- Burkina Faso
- Cape Verde
- Central African Republic
- D.R. Congo
- Equatorial Guinea
- Guinea Bissau
- Ivory Coast
- São Tomé and Príncipe
- Sierra Leone
- South Africa
- South Sudan
Monday, December 08, 2014
Charity and Political Power
A trawl of charity and company documents shows how Tony Blair has attracted millions of pounds in donations from the super-rich, as well as from the US government and even the Swedish lottery, largely for foundations he has set up since leaving Downing Street. His remarkable ability to network and use contacts made in and out of office has helped him establish two major international organisations with wide-ranging influence: the Tony Blair Africa Governance Initiative and the Tony Blair Faith Foundation.

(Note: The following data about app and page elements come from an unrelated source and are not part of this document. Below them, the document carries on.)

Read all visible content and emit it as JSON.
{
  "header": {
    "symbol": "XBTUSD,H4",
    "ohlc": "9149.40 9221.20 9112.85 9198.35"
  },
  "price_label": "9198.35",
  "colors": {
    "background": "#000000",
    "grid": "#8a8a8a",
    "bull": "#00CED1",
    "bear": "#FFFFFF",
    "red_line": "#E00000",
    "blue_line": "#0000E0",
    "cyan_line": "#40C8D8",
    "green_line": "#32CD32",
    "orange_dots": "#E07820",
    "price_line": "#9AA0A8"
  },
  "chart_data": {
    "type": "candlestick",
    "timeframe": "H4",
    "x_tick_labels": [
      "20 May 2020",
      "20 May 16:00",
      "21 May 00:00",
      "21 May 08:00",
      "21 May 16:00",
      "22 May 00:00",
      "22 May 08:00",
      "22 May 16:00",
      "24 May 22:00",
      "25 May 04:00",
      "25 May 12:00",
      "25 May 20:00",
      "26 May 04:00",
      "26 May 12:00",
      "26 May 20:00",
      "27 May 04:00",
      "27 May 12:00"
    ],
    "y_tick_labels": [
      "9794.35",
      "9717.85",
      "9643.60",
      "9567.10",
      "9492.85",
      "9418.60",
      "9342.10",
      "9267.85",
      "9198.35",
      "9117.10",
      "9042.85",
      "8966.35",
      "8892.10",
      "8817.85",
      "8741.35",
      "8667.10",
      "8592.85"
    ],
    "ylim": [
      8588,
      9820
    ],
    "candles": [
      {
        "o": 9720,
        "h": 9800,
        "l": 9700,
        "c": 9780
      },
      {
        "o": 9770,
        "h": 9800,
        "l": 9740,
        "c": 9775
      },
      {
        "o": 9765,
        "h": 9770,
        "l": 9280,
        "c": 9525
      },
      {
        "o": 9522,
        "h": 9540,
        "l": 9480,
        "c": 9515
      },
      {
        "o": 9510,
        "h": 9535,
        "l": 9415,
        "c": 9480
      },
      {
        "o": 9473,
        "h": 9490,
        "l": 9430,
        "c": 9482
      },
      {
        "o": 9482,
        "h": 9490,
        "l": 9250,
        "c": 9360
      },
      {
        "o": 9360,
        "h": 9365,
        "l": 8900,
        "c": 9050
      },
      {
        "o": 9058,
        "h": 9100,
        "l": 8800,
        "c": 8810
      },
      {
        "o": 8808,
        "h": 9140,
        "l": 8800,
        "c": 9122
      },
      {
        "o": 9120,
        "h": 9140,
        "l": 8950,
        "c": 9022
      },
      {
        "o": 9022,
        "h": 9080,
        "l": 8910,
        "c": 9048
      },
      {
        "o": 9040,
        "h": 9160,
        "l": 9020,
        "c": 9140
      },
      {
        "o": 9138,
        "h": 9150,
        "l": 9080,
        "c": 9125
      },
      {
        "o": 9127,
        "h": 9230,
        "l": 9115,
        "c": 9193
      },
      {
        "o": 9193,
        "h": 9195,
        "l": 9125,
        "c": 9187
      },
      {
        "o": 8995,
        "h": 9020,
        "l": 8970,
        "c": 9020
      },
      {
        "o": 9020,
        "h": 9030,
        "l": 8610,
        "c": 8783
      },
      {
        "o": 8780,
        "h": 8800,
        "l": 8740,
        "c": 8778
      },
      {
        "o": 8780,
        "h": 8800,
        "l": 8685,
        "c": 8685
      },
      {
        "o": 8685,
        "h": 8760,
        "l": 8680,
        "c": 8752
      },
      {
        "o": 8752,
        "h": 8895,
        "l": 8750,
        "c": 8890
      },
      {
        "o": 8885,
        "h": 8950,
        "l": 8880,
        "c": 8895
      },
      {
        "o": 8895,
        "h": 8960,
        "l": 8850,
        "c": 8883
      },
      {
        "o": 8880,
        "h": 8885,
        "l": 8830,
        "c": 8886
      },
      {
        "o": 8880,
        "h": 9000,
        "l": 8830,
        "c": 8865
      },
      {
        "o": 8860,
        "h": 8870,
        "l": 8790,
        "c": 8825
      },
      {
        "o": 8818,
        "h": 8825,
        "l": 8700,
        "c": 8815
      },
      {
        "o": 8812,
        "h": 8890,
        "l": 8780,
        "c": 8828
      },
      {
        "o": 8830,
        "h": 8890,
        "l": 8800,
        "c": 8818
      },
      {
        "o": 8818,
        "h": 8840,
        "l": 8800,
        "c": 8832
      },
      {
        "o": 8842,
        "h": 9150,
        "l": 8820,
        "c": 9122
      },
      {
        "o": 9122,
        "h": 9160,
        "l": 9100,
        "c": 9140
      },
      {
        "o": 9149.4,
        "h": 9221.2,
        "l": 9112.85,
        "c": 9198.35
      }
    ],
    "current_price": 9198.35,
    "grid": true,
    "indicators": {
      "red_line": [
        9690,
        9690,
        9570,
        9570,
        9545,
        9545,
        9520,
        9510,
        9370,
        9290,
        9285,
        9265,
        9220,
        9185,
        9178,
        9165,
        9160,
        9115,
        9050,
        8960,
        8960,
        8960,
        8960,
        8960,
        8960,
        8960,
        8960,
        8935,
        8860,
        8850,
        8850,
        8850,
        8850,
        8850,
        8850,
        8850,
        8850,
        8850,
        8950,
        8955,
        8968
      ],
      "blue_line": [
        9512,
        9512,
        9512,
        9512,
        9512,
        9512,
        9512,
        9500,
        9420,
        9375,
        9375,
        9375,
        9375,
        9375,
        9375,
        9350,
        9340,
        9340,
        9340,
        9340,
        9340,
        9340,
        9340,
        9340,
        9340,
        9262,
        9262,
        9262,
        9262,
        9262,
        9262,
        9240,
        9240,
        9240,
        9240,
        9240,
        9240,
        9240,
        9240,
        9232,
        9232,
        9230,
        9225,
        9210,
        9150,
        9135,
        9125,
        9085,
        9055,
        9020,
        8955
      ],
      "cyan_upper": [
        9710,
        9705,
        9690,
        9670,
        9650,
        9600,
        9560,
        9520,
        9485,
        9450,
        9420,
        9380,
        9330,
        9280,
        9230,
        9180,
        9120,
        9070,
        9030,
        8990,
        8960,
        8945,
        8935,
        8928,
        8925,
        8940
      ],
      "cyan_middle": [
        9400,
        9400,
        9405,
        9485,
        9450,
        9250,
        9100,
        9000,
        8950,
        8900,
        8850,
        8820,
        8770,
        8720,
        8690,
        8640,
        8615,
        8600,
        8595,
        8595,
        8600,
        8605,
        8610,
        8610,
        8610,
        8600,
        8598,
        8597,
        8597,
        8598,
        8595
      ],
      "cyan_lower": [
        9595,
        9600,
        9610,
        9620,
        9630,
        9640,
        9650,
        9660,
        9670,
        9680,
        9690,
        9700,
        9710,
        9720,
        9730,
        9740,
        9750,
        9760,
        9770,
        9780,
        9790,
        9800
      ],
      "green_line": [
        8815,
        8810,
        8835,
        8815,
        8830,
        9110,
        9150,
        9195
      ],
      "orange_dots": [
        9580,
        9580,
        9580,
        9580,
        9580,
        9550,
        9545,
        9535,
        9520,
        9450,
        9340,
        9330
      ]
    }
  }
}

Paolo Pellegrini, an Italian-born banker and his third wife Henrietta, have given AGI $1.5 million (£1 million) in three payments each of $500,000 spread over three years. The Pellegrinis made the payments through their charitable foundation – the Paolo Pellegrini and Henrietta Jones Foundation. The money was used in part to fund AGI’s move to new offices overlooking Hyde Park in central London. AGI plans to expand its operations advising African leaders into half the countries in Sub-Saharan Africa, giving Blair influence over hundreds of millions of people. AGI states its “longer-term, five-year vision of achieving a footprint that touches on 15-20 countries”. If AGI was successful that would see the charity operating in about half Sub-Saharan Africa, giving Blair and his charity — which offers governance and investment advice to presidents, prime ministers and ministers — enormous influence in the region.
In Guinea, the report highlights how AGI’s team of four persuaded the president Alpha Conde to change his management style. “When we began, the president had a very personalised style of management. He delegated very little, directly managed nearly all important ministers and most of the more than 30 advisers at the presidency, and scheduled most of his own meetings via his four cellular phones.” AGI states it was able to introduce practical changes including the introduction of a morning meeting with “the president’s top team … and even the reduction in the number of the president’s phones from four to one.”
The Swedish lottery gave AGI more than £750,000. Part of that donation was spent on AGI’s team in South Sudan, a short-lived foray that ended when the country fell into civil war and AGI was forced to pull its team out.
Bill and Melinda Gates, the richest couple on the planet and good friends of Blair, gave AGI almost £500,000 last year.
Blair has also lobbied the UK Government for funding for AGI, but having been turned down on a number of occasions by the Department for International Development (DfID), has given up trying.
AGI has been more successful with the US taxpayer. Washington’s equivalent to DfID, called USAID, is committed to giving £4.5 million through three grants. At one stage Blair’s great friend Hillary Clinton was then US secretary of state in overall charge of USAID. Blair has insisted his charity went through proper tendering processes before winning the contracts. Emails obtained by The Telegraph, whose existence has been reported by this newspaper, disclose how Blair and his charity lobbied USAID officials ahead of the award of sizeable grants.
Last month, the US branch of Save the Children gave Mr Blair its global legacy award for his and AGI’s efforts in alleviating poverty in Africa. But the prize caused a huge split inside Save the Children with a letter signed by its own staff demanding the award be revoked while an online petition has attracted 120,000 signatures demanding the same.